Does a demo of burning a CD by inserting into a Mac, naming the CD, and dragging files onto it
Bottom two models available today, top two in February
New PowerMacs have a new audio system, and Pro speakers will be available for sale separately
A new 15" Studio Display has a new lower price of $799
Displays an image of a gravestone marking the death of PCs
Shows a quote from Walt Mossberg about PCs becoming boring, and some from Compaq's and Gateway's CEOs saying the PC business is less important
Says that Apple disagrees, and that PCs are evolving. The first age of PCs was productivity. The second age was the Internet.

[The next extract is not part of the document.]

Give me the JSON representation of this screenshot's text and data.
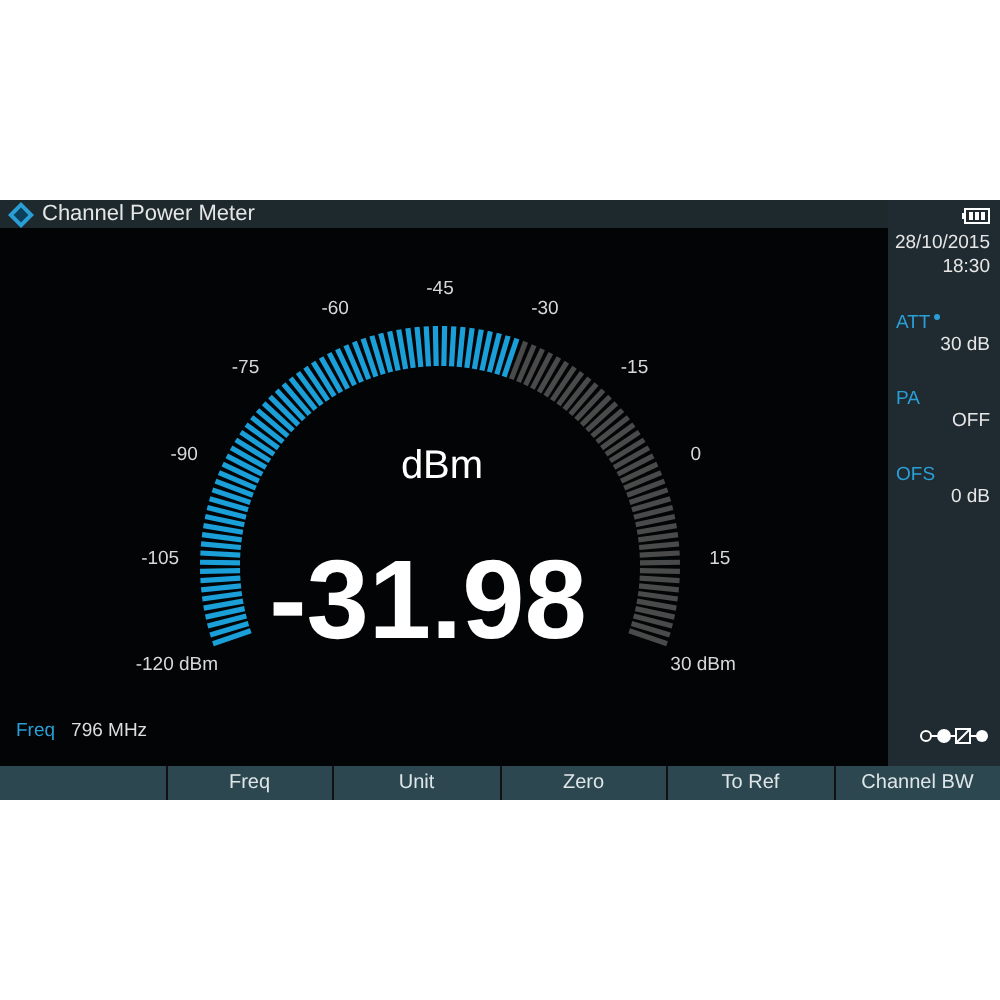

Steve predicts the third age will digital lifestyle
The Mac can become the digital hub, interconnecting all your devices
Goes through the example of iMovie, adding lots of value to camcorders
Says that there is a music revolution happening, with people wanting to rip and burn CDs
320 million CD-R discs sold in the United States last year
People also want to listen to Internet radio and use digital music players
Goes through the current apps that offer some of these solutions: Real Network's player, Windows Media Player, and MusicMatch's player, and declares that they are too complex and have large restrictions
Introduces iTunes, Apple's integrated music application
Does a demo of iTunes, ripping Love Shack by the B-52's, importing 1000 songs, playing and search for songs, building a playlist, burning a CD, loading a music player, and listening to Internet radio
iTunes will run on Mac OS 9 and is a free download available today
Says this product is a dream he has had for a while, but there are three hurdles, burning a disc, encoding it, and laying out the content
Calls the MPEG2 compression "fierce" three times, and normally costs a thousand dollars for hardware or is 25 times slower when done in software
Apple engineers have been able to use the G4's Velocity Engine to encode in twice the time as dedicated hardware
Introduces iDVD, and does a demo of it on a PowerMac that slides out to center stage. "Mobile computing," Steve remarks
Plays the first few seconds of the 1984 ad
Plays an iDVD he made earlier on a consumer DVD player that slides out to center stage
iDVD will be bundled with every Mac that comes with a SuperDrive
Apple will sell certified writable DVDs at a break-through price of $10 per disc
A pro version of iDVD will be available for $995
Recaps the vision of the digital hub
Gives a clue as to what the final announcement is: the element Ti
A platform slides out to center stage with a cover on it, while Steve says we want "power" and "sex"
Announces a new PowerBook, the first with a G4 chip, and a 15.2" screen
Made out of titanium, "like the spy planes," it's stronger than steel and lighter than aluminum
Pulls off the cover and shows off the new PowerBook
Available in two models at 400 and 500 MHz for $2599 and $3499 at the end of January
Compares the new PowerBook to the older models and the competition
The incredibly thin, ultra-light, mega-widescreen, titanium portable supercomputer
Asks for a round of applause for the teams that made all this possible
Jony Ive, Phil Schiller, musician Brian Transeau (BT), @radical.media's Jon Kamen, Jon Rubenstein, Genentech's Dennis Henner talk about the PowerBook G4 Titanium